My general approach to making the film was to, as much as possible, not make any decisions for the audience about how they should interpret a scene. There are a lot of movies where, if 100 people are watching it, it’s pretty important that all 100 of them think or feel the same general thing (i.e., “that was funny,” “that was scary,” “that was sad,” etc.).
For this movie, I wanted to remain as objective as possible, which is why there is not very much music in the film and a lot of scenes play out in long master shots with no coverage. There is suspense and tension in that ambiguity, hopefully. Also, I hope, with this technique the film becomes a more personal experience for each audience member, a collaboration of sorts between the audience and the film – because 100 people are going to have 100 very different interpretations of the film as I’ve discovered while touring around the world with this movie at film festival Q&A’s.
What were some of the biggest challenges you faced in developing the project?
Well, like a lot of indie filmmakers will tell you – raising the money is always difficult. I guess we made this film not trying to appeal to any particular demographic or follow any trends in the cinema marketplace, so there were several distributors who liked the film a lot but couldn’t see how to sell it. Thankfully, we found Strand Releasing who has a lot of faith in the project, saw its merits, and is putting it out there.
How did the financing for the film come together?
Through many friends and friends of friends all giving small amounts.
Who are some of the creative influences that have had the biggest impact on you?
I was acting in a film whose cinematographer was the great Phillippe Rousselot, and he gave me a great piece of advice: “Don’t learn film from film, learn film from life.” So other filmmakers are a big inspiration to me, but I find most of my inspiration from my travels, family, friends, and world events.
What other genres or stories would like to explore as a filmmaker?
Many, I’ll just take it one film at time.
What is your next project?
I have written a script called “God’s Work” that I hope to make in Colorado sometime soon.

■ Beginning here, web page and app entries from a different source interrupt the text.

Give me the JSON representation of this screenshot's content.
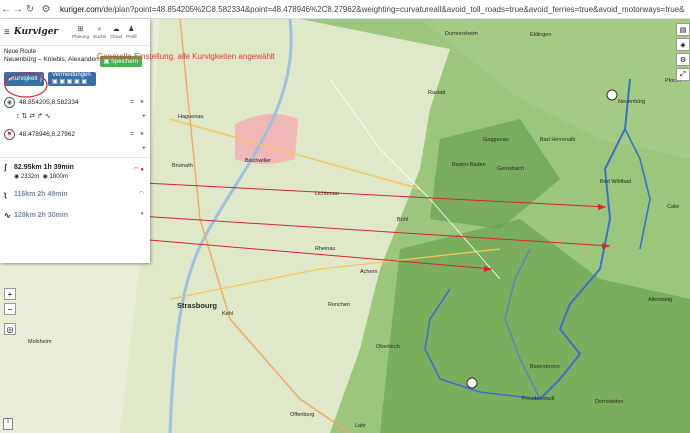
{
  "browser": {
    "url_prefix": "kuriger.com",
    "url_rest": "/de/plan?point=48.854205%2C8.582334&point=48.478946%2C8.27962&weighting=curvatureall&avoid_toll_roads=true&avoid_ferries=true&avoid_motorways=true&avoid_main_roads=true&document_..."
  },
  "header": {
    "logo": "Kurviger",
    "tabs": [
      {
        "icon": "⊞",
        "label": "Planung"
      },
      {
        "icon": "⌕",
        "label": "Suche"
      },
      {
        "icon": "☁",
        "label": "Cloud"
      },
      {
        "icon": "♟",
        "label": "Profil"
      }
    ]
  },
  "route": {
    "title": "Neue Route",
    "name": "Neuenbürg – Kniebis, Alexanders...",
    "save_label": "Speichern"
  },
  "modes": {
    "kurvigkeit_label": "Kurvigkeit",
    "vermeidungen_label": "Vermeidungen",
    "vermeidungen_icons": "▣ ▣ ▣ ▣ ▣"
  },
  "waypoints": [
    {
      "value": "48.854205,8.582334",
      "icon": "◉"
    },
    {
      "value": "48.478946,8.27962",
      "icon": "⚑"
    }
  ],
  "toolbar_icons": "↕  ⇅  ⇄  ↱  ∿",
  "alternatives": [
    {
      "symbol": "ʃ",
      "summary": "82.95km 1h 39min",
      "detail1": "2332m",
      "detail2": "1800m",
      "badge": "◠ ●"
    },
    {
      "symbol": "ʅ",
      "summary": "116km 2h 49min",
      "badge": "◠"
    },
    {
      "symbol": "∿",
      "summary": "128km 2h 30min",
      "badge": "●"
    }
  ],
  "annotation": "Generelle Einstellung, alle Kurvigkeiten angewählt",
  "map": {
    "places": [
      {
        "name": "Rastatt"
      },
      {
        "name": "Baden-Baden"
      },
      {
        "name": "Gernsbach"
      },
      {
        "name": "Bad Herrenalb"
      },
      {
        "name": "Neuenbürg"
      },
      {
        "name": "Bad Wildbad"
      },
      {
        "name": "Bühl"
      },
      {
        "name": "Achern"
      },
      {
        "name": "Strasbourg"
      },
      {
        "name": "Kehl"
      },
      {
        "name": "Offenburg"
      },
      {
        "name": "Oberkirch"
      },
      {
        "name": "Freudenstadt"
      },
      {
        "name": "Baiersbronn"
      },
      {
        "name": "Lahr"
      },
      {
        "name": "Pforzh"
      },
      {
        "name": "Durmersheim"
      },
      {
        "name": "Ettlingen"
      },
      {
        "name": "Bischwiller"
      },
      {
        "name": "Brumath"
      },
      {
        "name": "Haguenau"
      },
      {
        "name": "Altensteig"
      },
      {
        "name": "Dornstetten"
      },
      {
        "name": "Molsheim"
      },
      {
        "name": "Rheinau"
      },
      {
        "name": "Lichtenau"
      },
      {
        "name": "Renchen"
      },
      {
        "name": "Gaggenau"
      },
      {
        "name": "Calw"
      }
    ]
  }
}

What is your definition of “independent film,” and has that changed at all since you first started working?
I guess the textbook definition for an indie film is a film that is financed outside of the studio system – but it’s important to remember that there are brilliant films made by the studios and crap made independently. Any film, from any financing source, can have the creative, independent spirit.
What general advice would you impart to emerging filmmakers?
Make films. Have fun. Take risks. Do something that challenges you, scares you.
Please share an achievement from your career so far that you are most proud of.
I’m proud to have known the interesting people I’ve worked with and met during my career, and to have been able to do something creative and stimulating with my time for all these years.